The EPO's task is to protect inventions by granting patents. It thus plays a pivotal political, economic and societal role for innovation, competitiveness and economic growth in Europe. Industrial society and its technological euphoria have long been supplanted by the knowledge-based society of the 21st century, where ever-shorter innovation cycles are increasing the pace of technological development, and where digitisation and globalisation are vital for economic success. As intangible business assets, patent exemplify this shift.
Patent databases provide access to rapidly developing technical knowledge, and signpost the innovations of tomorrow. Being open to what is new, willing to take risks, and persistent in R&D work - all this is reflected in the volume of patent filings and acts as a gauge for an economy's innovative potential. Being ahead of the curve and demonstrating that by displaying contemporary art - that is the idea underpinning art collection to this day.
The avant-garde traditions of contemporary art and the idea of progress as embodied by technical inventions are mutually enriching and lead to the discovery of new knowledge. Many of the artists whose works have been added to the collection over the decades have engaged with the EPO and questions of a scientific or technological nature or have adopted various methods from scientific practice. Questioning, analysing, discussing - the vast range of global technological knowledge offers ample opportunities for positioning the collection at the interface between art and science - whether these be associative, ironic, playful, consumerist, pop-cultural or purely aesthetic.
Machine-based aesthetics of the 1960s, kinetic light installations, op art and constructive works by international artists form the backbone of the collection. The predominance, in today's collection, of concrete, kinetic and constructive works and their later incarnations is by no means an accident. Since Theo van Doesburg and Max Bill, the purpose of non-representational art has been to symbolise the vision of a new, sophisticated, science-based world order through exact and calculable techniques. This is achieved through simple pictorial compositions based on geometric forms such as circles, triangles, cuboids or orthogonal grid patterns and using carefully selected colour tones. The progressive mind essentially sees the world in terms of numbers and mathematical proportions and therefore needs science-based art to represent this idea of progress. Affinity to science and technology is reflected in the conceptual and post-minimalist art movements of today, which take up avant-garde ideas of intellectualising artistic thought and express them in a wide variety of forms.
Artists seismographically anticipate change in society, and develop new ways of looking at the world.
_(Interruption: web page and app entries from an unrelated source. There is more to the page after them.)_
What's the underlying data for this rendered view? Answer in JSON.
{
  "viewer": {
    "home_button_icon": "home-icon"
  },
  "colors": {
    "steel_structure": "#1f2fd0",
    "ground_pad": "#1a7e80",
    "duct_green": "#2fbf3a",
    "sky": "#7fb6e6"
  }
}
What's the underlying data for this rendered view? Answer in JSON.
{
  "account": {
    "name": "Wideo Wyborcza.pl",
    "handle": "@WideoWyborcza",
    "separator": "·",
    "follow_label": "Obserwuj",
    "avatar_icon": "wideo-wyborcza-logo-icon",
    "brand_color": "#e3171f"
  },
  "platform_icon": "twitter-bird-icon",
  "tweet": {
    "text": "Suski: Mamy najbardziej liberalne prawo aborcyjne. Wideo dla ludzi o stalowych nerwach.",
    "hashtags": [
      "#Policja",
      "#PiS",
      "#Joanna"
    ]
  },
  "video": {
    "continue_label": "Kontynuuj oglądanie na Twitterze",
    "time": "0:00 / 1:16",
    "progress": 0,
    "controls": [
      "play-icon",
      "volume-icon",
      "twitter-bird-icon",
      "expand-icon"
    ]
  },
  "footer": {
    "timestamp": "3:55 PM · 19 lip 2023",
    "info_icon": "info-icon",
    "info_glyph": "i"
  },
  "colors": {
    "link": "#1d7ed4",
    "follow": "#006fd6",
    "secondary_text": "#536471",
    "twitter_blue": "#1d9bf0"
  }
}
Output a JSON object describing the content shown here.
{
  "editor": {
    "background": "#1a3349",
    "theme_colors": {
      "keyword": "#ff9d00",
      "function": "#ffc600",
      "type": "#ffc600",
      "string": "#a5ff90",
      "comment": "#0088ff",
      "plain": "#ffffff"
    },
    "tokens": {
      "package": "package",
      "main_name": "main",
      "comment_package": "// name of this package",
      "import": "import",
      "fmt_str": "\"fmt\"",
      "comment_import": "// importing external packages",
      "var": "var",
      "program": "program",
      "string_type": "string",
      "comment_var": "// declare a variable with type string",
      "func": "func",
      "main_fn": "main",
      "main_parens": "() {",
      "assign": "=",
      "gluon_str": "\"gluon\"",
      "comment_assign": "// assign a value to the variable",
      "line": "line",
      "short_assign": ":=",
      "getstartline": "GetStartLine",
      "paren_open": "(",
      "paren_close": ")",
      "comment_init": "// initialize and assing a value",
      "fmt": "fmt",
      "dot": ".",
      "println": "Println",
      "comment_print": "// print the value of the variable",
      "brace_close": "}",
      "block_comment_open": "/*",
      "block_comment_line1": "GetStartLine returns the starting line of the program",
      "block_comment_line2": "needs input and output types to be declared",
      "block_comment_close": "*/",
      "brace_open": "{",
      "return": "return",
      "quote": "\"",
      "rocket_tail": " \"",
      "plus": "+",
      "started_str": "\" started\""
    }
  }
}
Having engaged with the world of commerce and economics, they enjoy showcasing industrial processes in the works they produce; teamwork replaces artistic genius and the resulting creations resonate with references to commodity aesthetics, consumption, design or architecture. The ambiguities that may arise in the spatial context selected are the results of deliberate curatorial decisions, and sometimes endow the works with an entirely new semantic syntax. Their presentation in the workplace provides a special kind of stimulation. Alongside established names that lend prestige to the collection, the EPO also supports up-and-coming artists who are particularly adept at expressing avant-garde ideas, a forward-looking mindset, curiosity about the new and openness to change and transformation. It is also fascinating to see how the design and functions of the EPO buildings influence the curatorial approach, and provide a source of creative stimulation.